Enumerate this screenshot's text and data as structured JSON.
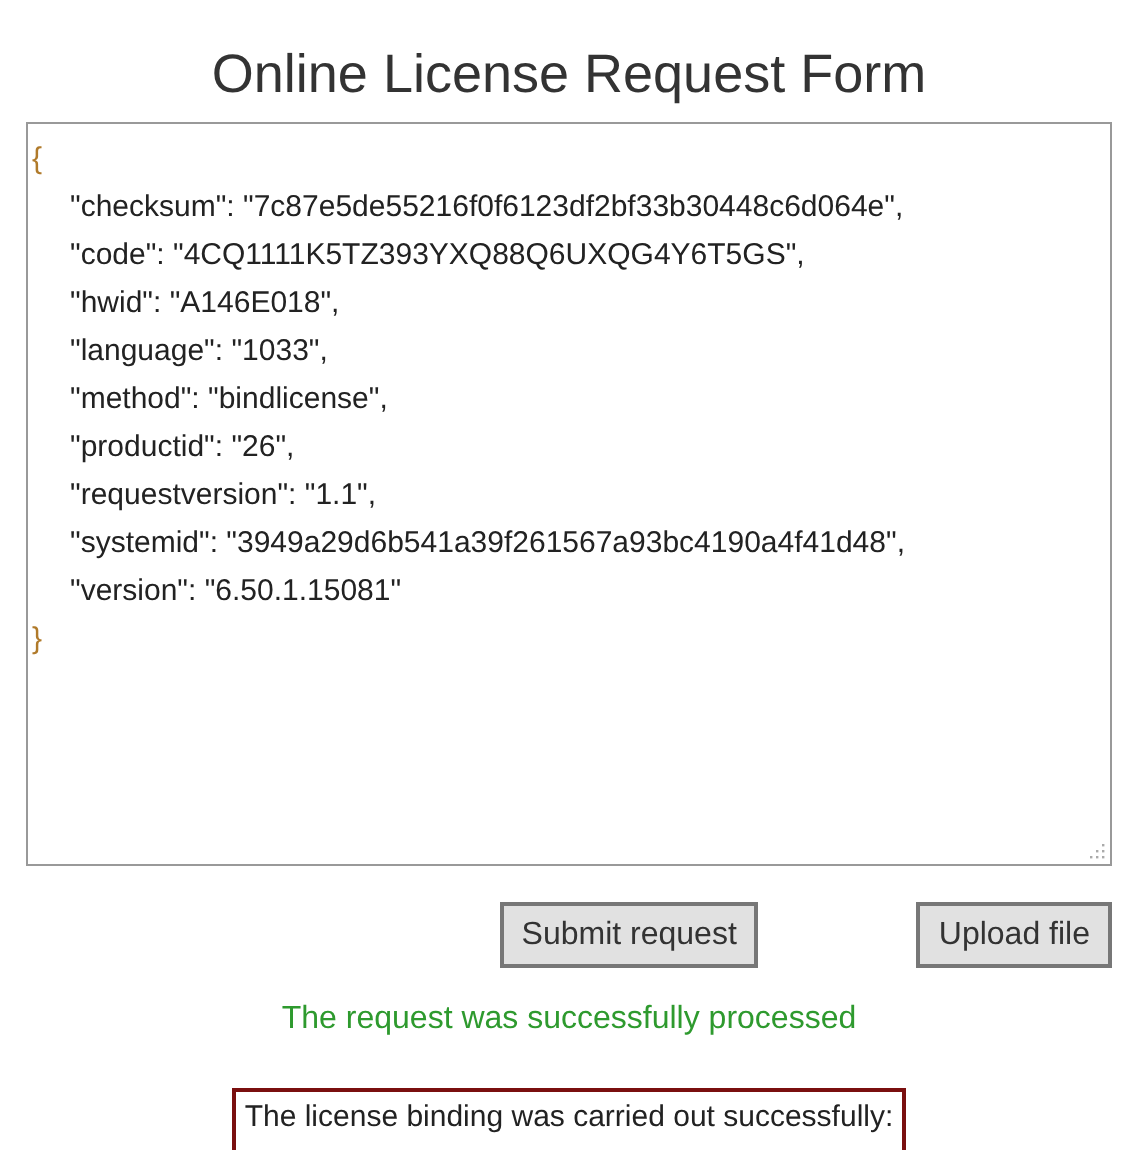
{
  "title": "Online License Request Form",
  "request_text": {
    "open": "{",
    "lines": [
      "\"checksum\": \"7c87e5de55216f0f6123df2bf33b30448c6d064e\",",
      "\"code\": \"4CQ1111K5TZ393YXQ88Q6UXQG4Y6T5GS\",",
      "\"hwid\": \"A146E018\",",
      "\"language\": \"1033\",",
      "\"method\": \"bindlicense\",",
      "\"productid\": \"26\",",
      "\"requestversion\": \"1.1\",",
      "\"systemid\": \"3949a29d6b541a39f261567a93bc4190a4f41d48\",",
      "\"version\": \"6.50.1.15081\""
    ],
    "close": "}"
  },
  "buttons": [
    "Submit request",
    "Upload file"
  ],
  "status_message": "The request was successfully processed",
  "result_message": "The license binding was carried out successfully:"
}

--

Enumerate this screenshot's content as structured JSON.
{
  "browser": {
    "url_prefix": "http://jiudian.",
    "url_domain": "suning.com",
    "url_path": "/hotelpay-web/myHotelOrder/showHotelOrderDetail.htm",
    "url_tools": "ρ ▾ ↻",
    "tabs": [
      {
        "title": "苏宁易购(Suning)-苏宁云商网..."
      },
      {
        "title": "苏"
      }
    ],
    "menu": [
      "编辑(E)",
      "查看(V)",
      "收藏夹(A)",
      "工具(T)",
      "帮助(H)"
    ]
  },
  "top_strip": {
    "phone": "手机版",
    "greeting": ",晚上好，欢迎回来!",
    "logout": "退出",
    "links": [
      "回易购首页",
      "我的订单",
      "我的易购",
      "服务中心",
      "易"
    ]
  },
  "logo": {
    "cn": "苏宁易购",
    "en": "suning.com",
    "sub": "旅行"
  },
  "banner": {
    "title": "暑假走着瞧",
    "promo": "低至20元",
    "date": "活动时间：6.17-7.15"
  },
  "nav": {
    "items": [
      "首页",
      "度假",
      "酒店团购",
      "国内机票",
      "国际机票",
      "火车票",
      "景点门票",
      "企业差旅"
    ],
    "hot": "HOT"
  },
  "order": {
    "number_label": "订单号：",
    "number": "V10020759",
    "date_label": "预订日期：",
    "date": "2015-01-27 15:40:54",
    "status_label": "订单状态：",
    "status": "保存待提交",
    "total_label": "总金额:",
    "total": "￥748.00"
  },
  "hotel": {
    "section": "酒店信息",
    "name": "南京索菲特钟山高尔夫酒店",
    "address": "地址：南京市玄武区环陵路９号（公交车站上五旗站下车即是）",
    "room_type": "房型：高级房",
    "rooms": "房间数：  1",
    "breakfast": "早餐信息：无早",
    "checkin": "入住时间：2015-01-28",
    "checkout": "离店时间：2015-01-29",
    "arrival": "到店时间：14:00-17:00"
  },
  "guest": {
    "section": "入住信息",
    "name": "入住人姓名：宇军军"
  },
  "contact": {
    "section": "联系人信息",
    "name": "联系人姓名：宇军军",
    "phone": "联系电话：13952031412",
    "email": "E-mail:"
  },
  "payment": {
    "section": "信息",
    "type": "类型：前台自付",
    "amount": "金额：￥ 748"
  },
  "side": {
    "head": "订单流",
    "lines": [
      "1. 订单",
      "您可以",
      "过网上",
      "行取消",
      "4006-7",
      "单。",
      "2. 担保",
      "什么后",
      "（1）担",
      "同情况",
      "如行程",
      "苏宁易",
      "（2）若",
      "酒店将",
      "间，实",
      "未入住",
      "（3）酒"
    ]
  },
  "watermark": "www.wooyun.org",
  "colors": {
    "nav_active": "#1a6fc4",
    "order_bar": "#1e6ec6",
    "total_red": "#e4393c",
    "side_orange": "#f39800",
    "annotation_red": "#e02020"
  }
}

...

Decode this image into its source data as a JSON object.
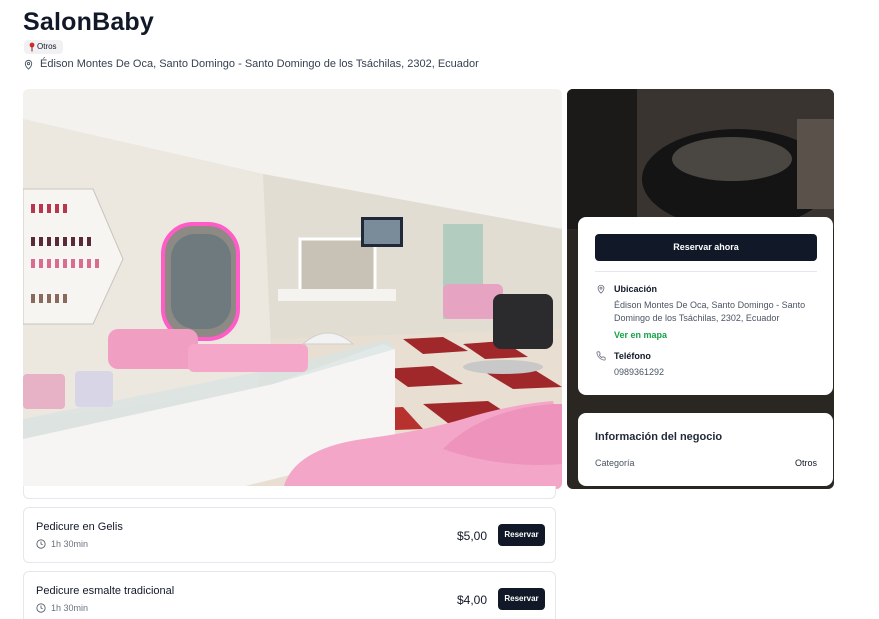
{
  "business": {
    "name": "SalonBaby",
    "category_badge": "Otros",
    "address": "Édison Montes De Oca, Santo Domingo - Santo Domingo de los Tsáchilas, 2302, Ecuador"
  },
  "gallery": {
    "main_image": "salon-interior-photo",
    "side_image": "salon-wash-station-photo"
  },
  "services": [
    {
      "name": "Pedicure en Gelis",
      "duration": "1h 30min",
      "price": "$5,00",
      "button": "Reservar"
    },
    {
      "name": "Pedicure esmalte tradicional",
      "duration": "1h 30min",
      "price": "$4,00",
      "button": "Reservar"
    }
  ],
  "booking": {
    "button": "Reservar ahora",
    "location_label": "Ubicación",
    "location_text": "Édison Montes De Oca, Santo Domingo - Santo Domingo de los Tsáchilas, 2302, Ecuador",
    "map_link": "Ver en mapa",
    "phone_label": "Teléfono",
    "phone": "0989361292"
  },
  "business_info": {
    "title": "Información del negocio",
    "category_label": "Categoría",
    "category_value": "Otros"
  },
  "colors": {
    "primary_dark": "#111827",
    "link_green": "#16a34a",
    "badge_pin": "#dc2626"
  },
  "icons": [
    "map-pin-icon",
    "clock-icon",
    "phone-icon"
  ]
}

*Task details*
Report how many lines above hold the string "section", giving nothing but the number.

*Your solution*
4